Give every line of the listing back, exactly as written.

Excerpted data:
*** Begin section ***
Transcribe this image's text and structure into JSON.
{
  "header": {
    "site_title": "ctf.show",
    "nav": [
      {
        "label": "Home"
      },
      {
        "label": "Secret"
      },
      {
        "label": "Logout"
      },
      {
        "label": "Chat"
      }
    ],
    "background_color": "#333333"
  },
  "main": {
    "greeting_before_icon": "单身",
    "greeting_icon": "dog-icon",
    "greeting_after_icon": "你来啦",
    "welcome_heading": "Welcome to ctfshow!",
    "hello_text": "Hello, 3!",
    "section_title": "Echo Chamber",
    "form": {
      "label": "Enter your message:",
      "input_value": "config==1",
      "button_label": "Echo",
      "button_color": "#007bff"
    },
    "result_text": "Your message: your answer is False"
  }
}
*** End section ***
Task answer:
Transcribe this image's text and structure into JSON.
{
  "header": {
    "site_title": "ctf.show",
    "nav": [
      {
        "label": "Home"
      },
      {
        "label": "Secret"
      },
      {
        "label": "Logout"
      },
      {
        "label": "Chat"
      }
    ],
    "background_color": "#333333"
  },
  "main": {
    "greeting_before_icon": "单身",
    "greeting_icon": "dog-icon",
    "greeting_after_icon": "你来啦",
    "welcome_heading": "Welcome to ctfshow!",
    "hello_text": "Hello, 3!",
    "section_title": "Echo Chamber",
    "form": {
      "label": "Enter your message:",
      "input_value": "config==1",
      "button_label": "Echo",
      "button_color": "#007bff"
    },
    "result_text": "Your message: your answer is False"
  }
}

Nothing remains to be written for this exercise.